─── PROVIDED RECORDS ───
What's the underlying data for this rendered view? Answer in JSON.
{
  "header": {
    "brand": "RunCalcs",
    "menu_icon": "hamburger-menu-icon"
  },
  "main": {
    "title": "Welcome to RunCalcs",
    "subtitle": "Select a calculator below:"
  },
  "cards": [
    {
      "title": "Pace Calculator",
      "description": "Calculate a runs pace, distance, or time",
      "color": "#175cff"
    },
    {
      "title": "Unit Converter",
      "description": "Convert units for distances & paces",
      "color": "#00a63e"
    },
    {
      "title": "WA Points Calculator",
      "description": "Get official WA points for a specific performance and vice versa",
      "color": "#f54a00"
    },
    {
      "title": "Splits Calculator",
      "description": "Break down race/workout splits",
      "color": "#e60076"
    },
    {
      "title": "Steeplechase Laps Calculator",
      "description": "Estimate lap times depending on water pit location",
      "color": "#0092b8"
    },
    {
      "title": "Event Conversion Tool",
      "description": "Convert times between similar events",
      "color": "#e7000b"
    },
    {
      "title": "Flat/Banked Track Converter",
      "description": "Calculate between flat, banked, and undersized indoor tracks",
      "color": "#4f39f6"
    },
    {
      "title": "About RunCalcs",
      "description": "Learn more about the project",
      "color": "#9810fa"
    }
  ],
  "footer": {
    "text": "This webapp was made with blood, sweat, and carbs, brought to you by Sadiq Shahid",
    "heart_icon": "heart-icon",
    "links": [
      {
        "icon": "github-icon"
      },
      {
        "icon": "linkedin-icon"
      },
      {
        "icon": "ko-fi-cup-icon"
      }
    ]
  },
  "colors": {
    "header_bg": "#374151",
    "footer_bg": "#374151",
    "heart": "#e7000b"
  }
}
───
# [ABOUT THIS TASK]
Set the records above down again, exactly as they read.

# [ANSWER BOX]
What's the underlying data for this rendered view? Answer in JSON.
{
  "header": {
    "brand": "RunCalcs",
    "menu_icon": "hamburger-menu-icon"
  },
  "main": {
    "title": "Welcome to RunCalcs",
    "subtitle": "Select a calculator below:"
  },
  "cards": [
    {
      "title": "Pace Calculator",
      "description": "Calculate a runs pace, distance, or time",
      "color": "#175cff"
    },
    {
      "title": "Unit Converter",
      "description": "Convert units for distances & paces",
      "color": "#00a63e"
    },
    {
      "title": "WA Points Calculator",
      "description": "Get official WA points for a specific performance and vice versa",
      "color": "#f54a00"
    },
    {
      "title": "Splits Calculator",
      "description": "Break down race/workout splits",
      "color": "#e60076"
    },
    {
      "title": "Steeplechase Laps Calculator",
      "description": "Estimate lap times depending on water pit location",
      "color": "#0092b8"
    },
    {
      "title": "Event Conversion Tool",
      "description": "Convert times between similar events",
      "color": "#e7000b"
    },
    {
      "title": "Flat/Banked Track Converter",
      "description": "Calculate between flat, banked, and undersized indoor tracks",
      "color": "#4f39f6"
    },
    {
      "title": "About RunCalcs",
      "description": "Learn more about the project",
      "color": "#9810fa"
    }
  ],
  "footer": {
    "text": "This webapp was made with blood, sweat, and carbs, brought to you by Sadiq Shahid",
    "heart_icon": "heart-icon",
    "links": [
      {
        "icon": "github-icon"
      },
      {
        "icon": "linkedin-icon"
      },
      {
        "icon": "ko-fi-cup-icon"
      }
    ]
  },
  "colors": {
    "header_bg": "#374151",
    "footer_bg": "#374151",
    "heart": "#e7000b"
  }
}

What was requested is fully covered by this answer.